Due to the COVID-19 pandemic, several countries implemented flight restrictions or immigration control measures that made it impossible for many Hong Kong residents to get home. Some were stranded in places rarely heard of.
That is why the Assistance to Hong Kong Residents 24-hour Hotline (852) 1868 - operated by the Immigration Department - has been used by thousands of people as their way out since January.
Race against time
Senior Immigration Officer Leung Hing-wah and his colleagues have been working tirelessly since the pandemic began. They have one particular goal in mind: bringing Hong Kong residents home safely.
The unit has received more than 15,700 requests for assistance via phone calls and emails as at June 24. During its peak time, more than 400 cases were recorded in an hour.
“Whenever we receive a request for help, we have to contact the Chinese Embassy or related institutions in that country to comprehend the latest epidemic situation. At the same time, we reach out to different bureaus to see if we can arrange flights to bring back stranded residents,” Mr Leung explained.
“If we are not able to evacuate them in a short period of time, we have to see what we can do to help them there.”
Leung Hing-wah joined the department’s Assistance to Hong Kong Residents Unit in 2016. Since then, he has participated in different large-scale rescues in Japan that include the earthquakes in Kumamoto and Hokkaido as well as the aftermath brought by Typhoon Jebi.
With previous rescue experience under his belt, Mr Leung played an integral role in the operation to bring home Hong Kong residents stranded on the Diamond Princess cruise ship in Japan.
“It was a different challenge handling stranded Hong Kong people when I was in Japan. I helped to solve lots of problems - from getting them suitable food to communication issues. More importantly, I was able to provide emotional support after I gained more perspective by walking in their shoes.”
He added that this was the most memorable operation for him so far.
Three chartered flights were arranged and eventually brought around 200 people home.
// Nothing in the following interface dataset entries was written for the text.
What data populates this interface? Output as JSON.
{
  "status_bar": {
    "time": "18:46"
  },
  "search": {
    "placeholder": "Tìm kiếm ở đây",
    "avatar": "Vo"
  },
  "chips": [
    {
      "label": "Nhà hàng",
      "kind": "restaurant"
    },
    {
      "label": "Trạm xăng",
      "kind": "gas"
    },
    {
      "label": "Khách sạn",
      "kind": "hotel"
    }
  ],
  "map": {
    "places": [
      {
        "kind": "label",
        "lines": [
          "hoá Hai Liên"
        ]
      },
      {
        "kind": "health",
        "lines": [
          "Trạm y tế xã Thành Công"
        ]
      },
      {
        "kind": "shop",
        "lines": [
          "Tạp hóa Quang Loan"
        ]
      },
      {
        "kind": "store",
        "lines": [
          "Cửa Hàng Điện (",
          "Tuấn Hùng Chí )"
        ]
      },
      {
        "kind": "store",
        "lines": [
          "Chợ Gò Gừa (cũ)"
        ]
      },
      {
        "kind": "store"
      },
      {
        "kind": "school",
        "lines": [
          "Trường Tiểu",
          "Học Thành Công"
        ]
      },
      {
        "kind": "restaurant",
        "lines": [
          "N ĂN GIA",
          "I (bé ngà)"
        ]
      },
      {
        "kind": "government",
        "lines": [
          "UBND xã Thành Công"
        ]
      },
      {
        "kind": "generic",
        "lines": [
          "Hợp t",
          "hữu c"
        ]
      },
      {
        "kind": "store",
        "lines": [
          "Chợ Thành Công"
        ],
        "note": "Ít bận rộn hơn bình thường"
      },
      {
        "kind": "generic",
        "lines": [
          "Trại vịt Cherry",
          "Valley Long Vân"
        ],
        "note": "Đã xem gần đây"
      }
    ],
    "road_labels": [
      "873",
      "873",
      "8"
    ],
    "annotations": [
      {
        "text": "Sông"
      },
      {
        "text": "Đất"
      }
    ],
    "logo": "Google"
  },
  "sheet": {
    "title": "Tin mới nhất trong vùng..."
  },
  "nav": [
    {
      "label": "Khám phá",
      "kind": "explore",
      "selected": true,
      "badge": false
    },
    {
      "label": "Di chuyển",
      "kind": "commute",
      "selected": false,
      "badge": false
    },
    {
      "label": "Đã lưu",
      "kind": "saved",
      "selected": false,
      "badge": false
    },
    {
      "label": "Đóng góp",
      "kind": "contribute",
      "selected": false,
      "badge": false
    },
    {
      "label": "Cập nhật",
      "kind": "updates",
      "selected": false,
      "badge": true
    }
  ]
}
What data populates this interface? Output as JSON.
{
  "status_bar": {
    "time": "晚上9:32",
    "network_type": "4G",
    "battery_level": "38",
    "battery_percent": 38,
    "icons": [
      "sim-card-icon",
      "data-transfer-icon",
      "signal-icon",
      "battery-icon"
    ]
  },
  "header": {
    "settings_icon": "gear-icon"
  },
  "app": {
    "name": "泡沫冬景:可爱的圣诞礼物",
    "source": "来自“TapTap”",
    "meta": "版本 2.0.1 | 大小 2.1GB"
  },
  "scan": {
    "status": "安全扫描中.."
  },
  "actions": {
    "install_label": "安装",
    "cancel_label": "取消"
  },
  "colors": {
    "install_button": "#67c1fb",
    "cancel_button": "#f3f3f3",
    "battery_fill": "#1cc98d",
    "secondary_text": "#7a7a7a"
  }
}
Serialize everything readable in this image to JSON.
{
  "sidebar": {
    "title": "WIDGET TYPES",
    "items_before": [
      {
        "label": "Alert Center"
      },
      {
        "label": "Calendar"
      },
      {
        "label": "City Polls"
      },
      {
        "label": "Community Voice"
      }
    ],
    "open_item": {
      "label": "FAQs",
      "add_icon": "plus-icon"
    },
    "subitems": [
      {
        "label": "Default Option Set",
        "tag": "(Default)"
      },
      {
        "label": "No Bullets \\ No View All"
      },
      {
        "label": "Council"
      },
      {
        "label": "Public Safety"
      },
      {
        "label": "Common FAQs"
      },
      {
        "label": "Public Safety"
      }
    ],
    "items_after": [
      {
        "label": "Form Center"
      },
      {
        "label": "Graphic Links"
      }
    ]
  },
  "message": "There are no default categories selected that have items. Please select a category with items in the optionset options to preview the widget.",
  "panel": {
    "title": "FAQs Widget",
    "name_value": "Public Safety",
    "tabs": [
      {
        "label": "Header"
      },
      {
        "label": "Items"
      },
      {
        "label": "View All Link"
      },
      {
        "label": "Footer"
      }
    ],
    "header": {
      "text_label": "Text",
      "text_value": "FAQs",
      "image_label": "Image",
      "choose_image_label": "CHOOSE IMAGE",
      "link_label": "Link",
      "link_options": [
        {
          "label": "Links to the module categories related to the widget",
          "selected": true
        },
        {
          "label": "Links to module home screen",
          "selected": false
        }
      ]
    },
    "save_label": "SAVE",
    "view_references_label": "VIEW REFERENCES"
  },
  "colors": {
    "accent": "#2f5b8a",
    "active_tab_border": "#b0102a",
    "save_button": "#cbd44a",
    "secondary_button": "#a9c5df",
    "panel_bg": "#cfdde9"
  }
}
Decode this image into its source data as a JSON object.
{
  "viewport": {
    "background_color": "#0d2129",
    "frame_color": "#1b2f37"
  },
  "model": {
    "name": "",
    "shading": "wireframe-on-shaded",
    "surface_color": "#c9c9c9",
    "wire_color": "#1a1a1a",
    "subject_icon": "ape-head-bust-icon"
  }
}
Some rescued passengers were so grateful that they presented a plaque dedicated to the unit and praised the Government’s efforts in helping them.
Apart from Japan, the department also co-ordinated flights for Hong Kong residents stranded in places like Wuhan, Peru, Morocco, India, Pakistan, Nepal and Bangladesh.
In order to run these operations smoothly, personnel at the Immigration Headquarters are equally important.
They have to take care of every detail, like providing information on how and when to get to the airport and arranging transport for Hong Kong people.
Given the COVID-19 workload has been so massive, the department had to set up a special command centre on another floor of the headquarters to add more staff.
Chief Immigration Officer Kwong Wai-yin said at least 500 people were deployed to the unit - in addition to the 26 authorised personnel - to help answer phone calls, reply to emails or work abroad.
A similar arrangement was in place for the Great East Japan Earthquake that stuck Japan in March, 2011, she recalled, but the number of people involved is much higher this time because of the unprecedented pandemic situation.
“As the supervisor of this unit, I am especially grateful for each colleague who works here. Without a concerted effort, it would be impossible to solve all the problems we face effectively.”
During the epidemic, Ms Kwong noticed that the channels through which to seek help have advanced a lot from a decade ago.
“Smart phones were not popular back then, but they are everywhere nowadays. We are now studying the possibility of using various phone applications, special emails or communication software for Hong Kong citizens to contact us, apart from making international direct dialling calls down the road.”
She hopes that by utilising the latest technology, the unit will be able to keep up with the pace and at the same time ensure the department assists everyone who needs help.